Ft. St. Louis burned in 1720 and was not rebuilt. By that time the Indian village near it and the French whom LaSalle had enticed to live in Illinois country were leaving the area because the timbers and wildlife on which they depended would not support them. They mainly migrated to Lake Peoria, a wide spot in the Illinois River and where earlier LaSalle had built T. Crevecoeur. Henri de Tonti had replaced LaSalle and had accomplished some progress through his own abilities.
So much more could be told about the past of the “Rock” but space does not allow. Incidents and events of interest go on and on such as the battle at the top of the Rock that named it Starved Rock in the middle 1700’s, its abandonment by the Indians who had lived there for centuries, making their own histories.
Father Marquette’s successor, Fr. Allouez is said to have baptized 10,000 and converted a hundred thousand so all history is not made just by force and rifle.
Starved Rock, as we mentioned last week, became a state park one hundred years ago in 1911, so happy birthday to it. It’s a year long observance.

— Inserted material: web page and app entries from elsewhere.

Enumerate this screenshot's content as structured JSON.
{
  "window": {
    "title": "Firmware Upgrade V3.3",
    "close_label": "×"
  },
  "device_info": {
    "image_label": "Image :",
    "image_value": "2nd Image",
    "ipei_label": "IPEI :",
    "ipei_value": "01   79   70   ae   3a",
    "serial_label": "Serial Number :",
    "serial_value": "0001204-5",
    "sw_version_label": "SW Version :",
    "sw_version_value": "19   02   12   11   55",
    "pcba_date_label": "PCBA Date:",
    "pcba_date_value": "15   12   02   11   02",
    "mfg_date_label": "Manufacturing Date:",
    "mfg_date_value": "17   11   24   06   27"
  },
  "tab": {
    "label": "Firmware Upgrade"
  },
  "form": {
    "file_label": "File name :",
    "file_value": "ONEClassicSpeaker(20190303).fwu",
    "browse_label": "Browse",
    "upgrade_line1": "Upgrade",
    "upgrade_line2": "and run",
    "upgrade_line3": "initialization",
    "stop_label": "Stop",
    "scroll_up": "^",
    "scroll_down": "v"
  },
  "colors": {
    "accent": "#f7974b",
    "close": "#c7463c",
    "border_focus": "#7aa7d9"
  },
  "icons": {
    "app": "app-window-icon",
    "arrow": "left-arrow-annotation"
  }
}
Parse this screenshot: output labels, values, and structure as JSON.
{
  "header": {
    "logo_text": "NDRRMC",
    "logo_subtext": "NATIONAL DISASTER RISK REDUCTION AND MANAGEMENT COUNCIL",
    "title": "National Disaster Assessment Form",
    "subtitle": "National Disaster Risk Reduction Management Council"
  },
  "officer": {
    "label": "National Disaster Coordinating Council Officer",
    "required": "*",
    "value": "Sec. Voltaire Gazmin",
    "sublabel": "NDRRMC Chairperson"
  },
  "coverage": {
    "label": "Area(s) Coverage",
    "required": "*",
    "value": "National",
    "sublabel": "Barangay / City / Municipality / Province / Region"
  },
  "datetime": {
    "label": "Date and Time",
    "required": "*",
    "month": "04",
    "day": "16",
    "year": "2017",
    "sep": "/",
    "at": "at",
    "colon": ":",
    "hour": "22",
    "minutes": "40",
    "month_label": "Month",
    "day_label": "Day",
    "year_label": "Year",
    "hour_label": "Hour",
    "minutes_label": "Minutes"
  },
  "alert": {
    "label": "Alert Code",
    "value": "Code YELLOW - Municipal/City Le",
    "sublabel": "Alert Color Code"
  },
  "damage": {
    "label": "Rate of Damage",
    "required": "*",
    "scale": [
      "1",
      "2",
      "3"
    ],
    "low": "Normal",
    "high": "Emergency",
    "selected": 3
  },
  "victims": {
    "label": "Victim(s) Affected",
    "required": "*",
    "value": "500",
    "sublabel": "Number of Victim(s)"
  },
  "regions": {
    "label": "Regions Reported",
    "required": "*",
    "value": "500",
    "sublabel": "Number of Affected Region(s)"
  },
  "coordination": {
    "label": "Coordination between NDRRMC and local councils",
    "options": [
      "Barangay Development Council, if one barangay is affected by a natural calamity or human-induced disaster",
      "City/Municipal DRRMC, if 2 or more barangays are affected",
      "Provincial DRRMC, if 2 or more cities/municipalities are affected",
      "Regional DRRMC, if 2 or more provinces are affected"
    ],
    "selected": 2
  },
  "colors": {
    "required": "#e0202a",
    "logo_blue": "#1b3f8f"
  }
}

There are nearly twenty canyons with sparkling streams and waterfalls, rock formations of unique sorts, wildflowers and plants galore, and views from the top that are awesome. Do you know the calendars of Willard Clay? One features scenes of Illinois, many in the state parks. Look for them and enjoy. The 2011 issue is almost impressionistic in its composition.
When dedicated in 1911 the acreage was over two thousand and nearby is a nature preserve of nearly six hundred acres. Many kinds of Illinois landscape can be seen there plus the large log lodge, hand-built, which serves as a centerpiece for the visitor. It has a restaurant and rooms for rental which is a must. The terrace has a wonderful river view. Call for hours.
Nearby at Oglesby is Matthiessen State Park, a kind of miniature of Starved Rock. Its paths in winter are especially interesting. Go to both to treat yourself to an anniversary of state parks but remember that it was people, too, who made it a centerpiece for their lives however long ago. Give them tribute, too.